Let’s use these days of summer to think about those old resolutions. If they succeeded, celebrate! And if not, let’s mine them for insight and opportunity.

I wish you a happy Half Year!

We Must Not Stop Caring

The news is full of pictures of the camps on the southern border of the United States. The photo above is from one such news item, from “What We Know: Family Separation And ‘Zero Tolerance’ At The Border” from npr.org. I know that many of you are, like me, horrified at these reports.

I have been told that these camps existed during the Obama administration.
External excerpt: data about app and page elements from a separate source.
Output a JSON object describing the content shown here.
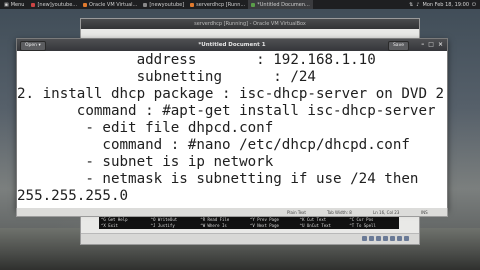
{
  "panel": {
    "menu_label": "Menu",
    "tasks": [
      {
        "label": "[new]youtube...",
        "active": false
      },
      {
        "label": "Oracle VM Virtual...",
        "active": false
      },
      {
        "label": "[newyoutube]",
        "active": false
      },
      {
        "label": "serverdhcp [Runn...",
        "active": false
      },
      {
        "label": "*Untitled Documen...",
        "active": true
      }
    ],
    "clock": "Mon Feb 18, 19:00"
  },
  "background_window": {
    "title": "serverdhcp [Running] - Oracle VM VirtualBox",
    "nano_shortcuts": [
      "^G Get Help",
      "^O WriteOut",
      "^R Read File",
      "^Y Prev Page",
      "^K Cut Text",
      "^C Cur Pos",
      "^X Exit",
      "^J Justify",
      "^W Where Is",
      "^V Next Page",
      "^U UnCut Text",
      "^T To Spell"
    ]
  },
  "editor_window": {
    "title": "*Untitled Document 1",
    "open_label": "Open",
    "save_label": "Save",
    "lines": [
      "              address       : 192.168.1.10",
      "              subnetting      : /24",
      "2. install dhcp package : isc-dhcp-server on DVD 2",
      "       command : #apt-get install isc-dhcp-server",
      "        - edit file dhpcd.conf",
      "          command : #nano /etc/dhcp/dhcpd.conf",
      "        - subnet is ip network",
      "        - netmask is subnetting if use /24 then",
      "255.255.255.0"
    ],
    "status": {
      "mode": "Plain Text",
      "tab_width": "Tab Width: 8",
      "position": "Ln 16, Col 23",
      "insert": "INS"
    }
  }
}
If so, shame on us- this policy does not fit with my understanding of what America is supposed to be. We are slamming the door not only to immigrants like our own ancestors, but slamming doors on refugees from violence, people seeking asylum from terrible danger. I don’t care when it started; I want it to stop, and to be replaced by a fair and coherent immigration policy, something that both Republican and Democratic administrations have so far failed to produce.

I’ve written letters and made calls for months, and the news has only gotten worse. I’ve sent donations, and seen no progress. It is very, very easy to get weary, to decide that nothing will help, and to feel how tired I am of all this worry and activity. That weariness is a temptation to stop caring so much.

Ever since I first heard about the so-called detainment camps and the separation of children from their parents, I have protested it using the verse Deuteronomy 10:19: “You must befriend the stranger, for you were strangers in the land of Egypt.” I’ve quoted those words so often, with so little result, that they have begun to seem meaningless.

Verses do that sometimes. They become rote, syllables that I repeat. At that point I step back and look at the larger context of the thing I’ve been quoting:

Cut away, therefore, the thickening about your hearts and stiffen your necks no more. For the LORD your God is God supreme and Lord supreme, the great, the mighty, and the awesome God, who shows no favor and takes no bribe, but upholds the cause of the fatherless and the widow, and befriends the stranger, providing him with food and clothing.

You too must befriend the stranger, for you were strangers in the land of Egypt.

Deuteronomy 10:16-19

Listen to the violence in that passage! “Cut away the thickening about your hearts, and stiffen your necks no more.” This verse is sometimes translated literally as “circumcise your hearts” but I prefer this translation because it brings the metaphor closer – we are not talking about brit milah here (upon which we moderns can get sidetracked into debate) – we’re talking about heart surgery!

We who have been sending in our tax dollars to pay agents to orphan children by taking them from their parents —

We who have been leaving mothers and fathers weeping for their children —

We who have been treating strangers like animals, caging them and denying them basic needs like soap and toothbrushes —

We who have been doing this out of fear (“they will rape our women”) or out of greed (“they will get our jobs”) need to change our hearts today!

We who have acquiesced to it by blaming the bad stuff on the president and his people, by saying, “I didn’t do that” or “that’s not US!” need to change our hearts today!

O God, who knows the hearts of all, please help us cut away the calluses on our hearts, please help us to care. Help our caring to find a better way: a just and coherent immigration policy, with the support it needs to succeed.

The worse the news, the longer it goes on, the more urgent it is that we care and that we continue taking action. If you would like a list of possible actions you might take to care and to act, Slate Magazine recently posted an excellent list.

We must not stop caring!